Graffiti may not usually be a huge problem in Cambridge, England, but when it is, sometimes, it’s in Latin. But, just like in that famous scene from Monty Python’s Life of Brian, in this case, it’s pretty bad Latin.

According to the BBC, someone recently vandalized a handful of newly-built luxury properties in the city. The vandals painted across two of the unsold homes in white paint, creating what are two short slogans or one long sentence in Latin. Take together, the words read, “Locus in domos loci populum!”

The problem is that any way it’s cut, the Latin doesn’t translate very smoothly. As the BBC says, the writing could be meant to read as two sayings, roughly meaning, “room in the house” and “local people.” Combined, it’s possible that the sentence was meant to read something like, “local homes for local people,” a reading backed up by a small bit of other graffiti that simply says, “local lives,” in English. 

Still, whatever they were intending, their general meaning has come through. According to the BBC, they probably aren’t happy about the expensive new homes the graffiti was painted on, which will make a place that already has the third most expensive home prices in the country a bit pricier. 

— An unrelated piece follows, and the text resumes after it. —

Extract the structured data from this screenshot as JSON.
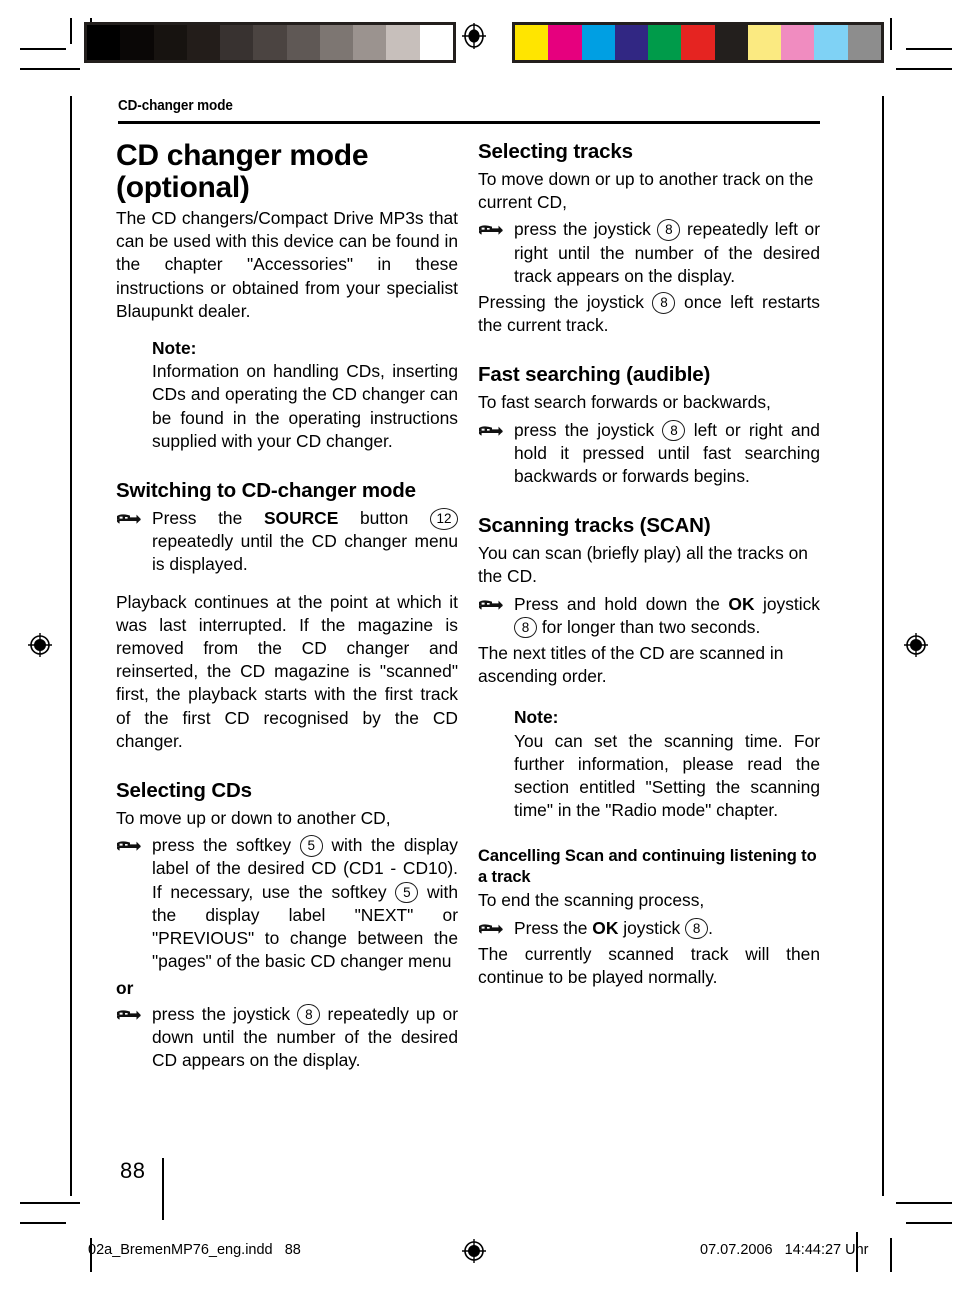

The graffiti, in other words, was just a (criminal) way to make their point.